An icy road or unexpected snowfall shouldn’t mean slipping, skidding and stalling. The challenges of winter driving can be distilled into two key elements: reduced traction and reduced visibility. This guide is full of simple, practical advice on preparing your vehicle and adapting your road skills to account for these changes. With good preparation, and basic knowledge of how the cold affects conditions, you can travel safely and confidently in any weather.
Get a pre-winter check booked in, if you can. Then, when the winter months arrive, keep a windscreen cover on the car overnight. Whenever possible, keep your car in a garage. Before travelling, make sure all lights are working properly and windscreen wiper blades are in good condition. Check the oil, coolant and washer fluid levels. Use good quality screenwash which protects down to -20°C. In case the wipers are frozen to the screen, turn off automatic wiper control before starting the car. Check the forecast before setting off. Frosty weather significantly affects terrain and road safety. Remember to budget extra time for every drive.
Winter Driving Checklist
When driving in wintery conditions, on or off road, it’s a good idea to carry the following:
– Heavy-duty jump leads
– Tow rope
– Torch, with spare batteries
– Light bulb kit and fuse range
– De-icer and windscreen scraper
– Waterproof boots or wellies
– Sunglasses (help reduce glare from low sun)
– Warm clothes and a blanket
– High energy food and drink
– Traction aids
– Snow chains (for very icy roads or deep snow)
Traction and Braking
When driving in ice or snow, use steady momentum to carry you through. If the wheels start to spin or slide, ease off the accelerator until you feel the tyres regain grip. It’s important to keep the wheels rolling. Harsh braking may cause you to skid; so start gently, then progressively increase pedal pressure. On corners, brake before you approach, steer through the corner at a safe speed, then accelerate once you’ve straightened up. Don’t steer while braking or accelerating, and vice versa.
Before you set out, use a windscreen scraper or de-icer to remove ice from windows, exterior rear-view mirrors, headlights and brake lights. Don’t use warm water: it may cause surfaces to crack. Avoid putting the heater in re-circulation mode, as it increases interior humidity.
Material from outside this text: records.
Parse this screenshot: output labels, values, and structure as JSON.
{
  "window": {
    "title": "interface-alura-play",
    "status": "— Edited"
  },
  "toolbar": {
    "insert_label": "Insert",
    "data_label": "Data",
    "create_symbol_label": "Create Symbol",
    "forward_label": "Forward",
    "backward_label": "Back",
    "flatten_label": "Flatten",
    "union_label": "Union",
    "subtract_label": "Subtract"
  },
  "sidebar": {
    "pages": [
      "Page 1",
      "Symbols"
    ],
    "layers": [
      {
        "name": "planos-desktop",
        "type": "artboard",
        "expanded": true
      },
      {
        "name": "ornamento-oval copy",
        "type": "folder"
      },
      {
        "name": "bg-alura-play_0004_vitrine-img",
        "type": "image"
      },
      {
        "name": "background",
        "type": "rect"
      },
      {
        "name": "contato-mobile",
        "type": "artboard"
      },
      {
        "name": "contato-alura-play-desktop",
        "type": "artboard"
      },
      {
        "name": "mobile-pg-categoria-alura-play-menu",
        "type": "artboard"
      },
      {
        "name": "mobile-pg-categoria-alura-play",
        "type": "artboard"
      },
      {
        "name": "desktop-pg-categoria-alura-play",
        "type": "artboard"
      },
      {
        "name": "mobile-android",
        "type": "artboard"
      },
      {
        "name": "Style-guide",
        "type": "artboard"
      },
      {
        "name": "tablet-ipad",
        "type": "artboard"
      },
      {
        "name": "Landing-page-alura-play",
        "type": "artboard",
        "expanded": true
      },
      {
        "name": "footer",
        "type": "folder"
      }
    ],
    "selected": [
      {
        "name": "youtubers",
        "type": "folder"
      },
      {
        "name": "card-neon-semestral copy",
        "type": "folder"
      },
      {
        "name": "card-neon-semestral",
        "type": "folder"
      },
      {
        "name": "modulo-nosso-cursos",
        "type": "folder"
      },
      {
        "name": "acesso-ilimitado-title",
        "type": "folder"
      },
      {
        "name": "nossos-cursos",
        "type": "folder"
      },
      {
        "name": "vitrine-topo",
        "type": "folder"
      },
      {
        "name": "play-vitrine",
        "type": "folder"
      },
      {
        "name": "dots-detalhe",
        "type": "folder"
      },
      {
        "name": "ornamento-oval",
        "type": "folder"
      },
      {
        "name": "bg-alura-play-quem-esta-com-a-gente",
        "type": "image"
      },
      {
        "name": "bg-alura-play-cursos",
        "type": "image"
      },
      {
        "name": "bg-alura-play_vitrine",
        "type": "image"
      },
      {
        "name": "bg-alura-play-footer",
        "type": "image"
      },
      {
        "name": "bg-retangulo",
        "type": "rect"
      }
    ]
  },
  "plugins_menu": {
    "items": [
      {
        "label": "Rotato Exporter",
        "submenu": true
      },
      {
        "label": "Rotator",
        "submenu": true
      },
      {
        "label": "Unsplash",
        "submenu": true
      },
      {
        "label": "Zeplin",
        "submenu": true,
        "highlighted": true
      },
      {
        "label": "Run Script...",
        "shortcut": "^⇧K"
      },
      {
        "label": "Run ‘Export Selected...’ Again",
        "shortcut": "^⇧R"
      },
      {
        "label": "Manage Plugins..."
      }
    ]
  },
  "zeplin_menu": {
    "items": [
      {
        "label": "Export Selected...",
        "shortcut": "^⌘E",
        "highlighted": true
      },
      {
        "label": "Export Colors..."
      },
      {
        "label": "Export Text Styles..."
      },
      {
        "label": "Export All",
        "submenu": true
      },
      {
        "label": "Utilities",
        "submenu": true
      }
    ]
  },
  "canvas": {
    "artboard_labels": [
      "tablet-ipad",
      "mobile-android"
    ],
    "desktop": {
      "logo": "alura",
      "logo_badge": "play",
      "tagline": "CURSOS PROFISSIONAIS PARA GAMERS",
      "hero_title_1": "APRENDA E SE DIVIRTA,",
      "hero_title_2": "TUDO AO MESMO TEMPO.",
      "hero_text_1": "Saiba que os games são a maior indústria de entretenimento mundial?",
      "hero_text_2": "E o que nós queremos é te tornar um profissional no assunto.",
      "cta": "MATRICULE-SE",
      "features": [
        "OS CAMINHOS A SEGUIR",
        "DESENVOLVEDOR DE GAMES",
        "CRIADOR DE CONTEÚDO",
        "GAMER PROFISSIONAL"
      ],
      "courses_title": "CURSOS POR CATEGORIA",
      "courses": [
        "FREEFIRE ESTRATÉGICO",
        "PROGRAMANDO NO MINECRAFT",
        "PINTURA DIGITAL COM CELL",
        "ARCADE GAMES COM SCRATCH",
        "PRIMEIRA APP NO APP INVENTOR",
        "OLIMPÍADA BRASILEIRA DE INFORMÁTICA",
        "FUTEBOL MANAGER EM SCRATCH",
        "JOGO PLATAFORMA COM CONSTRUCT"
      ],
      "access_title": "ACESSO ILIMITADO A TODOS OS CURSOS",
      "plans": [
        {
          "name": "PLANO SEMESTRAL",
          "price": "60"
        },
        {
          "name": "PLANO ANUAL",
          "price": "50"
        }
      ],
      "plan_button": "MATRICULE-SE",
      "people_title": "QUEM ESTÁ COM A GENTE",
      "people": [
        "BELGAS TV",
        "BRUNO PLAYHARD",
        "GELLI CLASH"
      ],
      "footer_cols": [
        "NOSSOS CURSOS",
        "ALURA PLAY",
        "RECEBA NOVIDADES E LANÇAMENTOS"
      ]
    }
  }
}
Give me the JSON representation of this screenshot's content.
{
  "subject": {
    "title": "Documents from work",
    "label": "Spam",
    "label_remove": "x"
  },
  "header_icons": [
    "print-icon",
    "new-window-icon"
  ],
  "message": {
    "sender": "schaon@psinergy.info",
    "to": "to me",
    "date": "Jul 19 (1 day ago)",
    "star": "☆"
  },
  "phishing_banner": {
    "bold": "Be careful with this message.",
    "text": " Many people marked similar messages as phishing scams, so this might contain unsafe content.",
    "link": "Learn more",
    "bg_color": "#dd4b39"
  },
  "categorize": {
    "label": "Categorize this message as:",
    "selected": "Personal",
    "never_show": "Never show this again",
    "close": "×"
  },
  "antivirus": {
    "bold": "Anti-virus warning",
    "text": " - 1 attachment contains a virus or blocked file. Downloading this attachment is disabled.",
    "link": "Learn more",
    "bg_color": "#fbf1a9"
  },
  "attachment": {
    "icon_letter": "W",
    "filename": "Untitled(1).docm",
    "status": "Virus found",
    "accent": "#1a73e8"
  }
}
In poor visibility, night or day, headlights should be on the dipped/low-beam setting. If you have automatic headlights, make sure to check your lights are on as bad weather may affect the sensors.
You should have at least 3mm of tread for winter driving, and definitely no less than 2mm. Tyres in poor condition will not grip icy and snowy roads. Make sure your tyres are properly inflated. Over-inflation can reduce grip, because the tread doesn’t meet the road surface as it should. Under-inflation can reduce stability. Recommended tyre pressure differs according to vehicle load and road conditions, so it’s best to check your handbook. If you live or frequently travel in isolated areas, or places susceptible to heavy snow, you may want to consider fitting winter tyres.